- [Data items]
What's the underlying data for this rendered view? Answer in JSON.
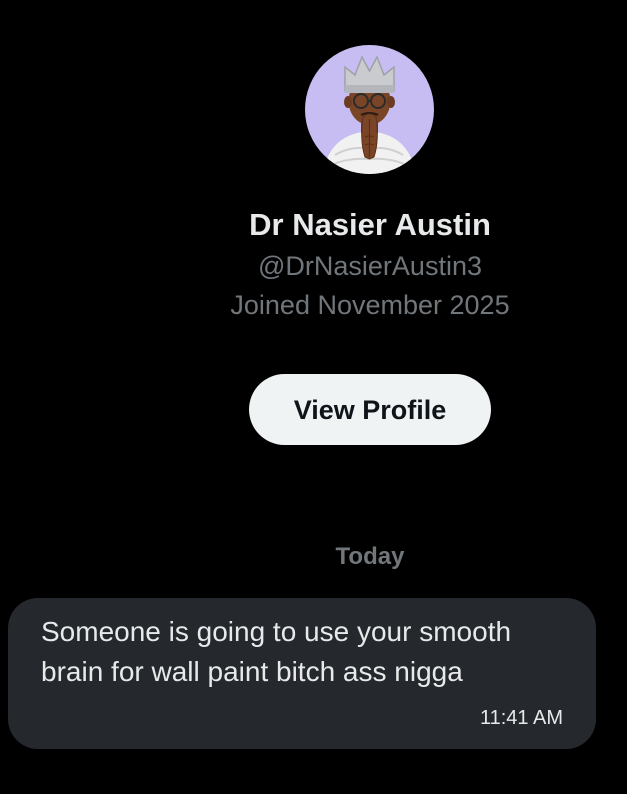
{
  "profile": {
    "display_name": "Dr Nasier Austin",
    "handle": "@DrNasierAustin3",
    "joined": "Joined November 2025",
    "avatar_icon": "crowned-memoji-praying-hands",
    "view_profile_label": "View Profile"
  },
  "conversation": {
    "date_separator": "Today",
    "messages": [
      {
        "text": "Someone is going to use your smooth brain for wall paint bitch ass nigga",
        "time": "11:41 AM"
      }
    ]
  },
  "colors": {
    "background": "#000000",
    "primary_text": "#e7e9ea",
    "secondary_text": "#71767b",
    "button_bg": "#eff3f4",
    "button_text": "#0f1419",
    "bubble_bg": "#25282c",
    "avatar_bg": "#c7bdf2"
  }
}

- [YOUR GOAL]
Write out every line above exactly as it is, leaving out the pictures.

- [WRITTEN RESPONSE]
What's the underlying data for this rendered view? Answer in JSON.
{
  "profile": {
    "display_name": "Dr Nasier Austin",
    "handle": "@DrNasierAustin3",
    "joined": "Joined November 2025",
    "avatar_icon": "crowned-memoji-praying-hands",
    "view_profile_label": "View Profile"
  },
  "conversation": {
    "date_separator": "Today",
    "messages": [
      {
        "text": "Someone is going to use your smooth brain for wall paint bitch ass nigga",
        "time": "11:41 AM"
      }
    ]
  },
  "colors": {
    "background": "#000000",
    "primary_text": "#e7e9ea",
    "secondary_text": "#71767b",
    "button_bg": "#eff3f4",
    "button_text": "#0f1419",
    "bubble_bg": "#25282c",
    "avatar_bg": "#c7bdf2"
  }
}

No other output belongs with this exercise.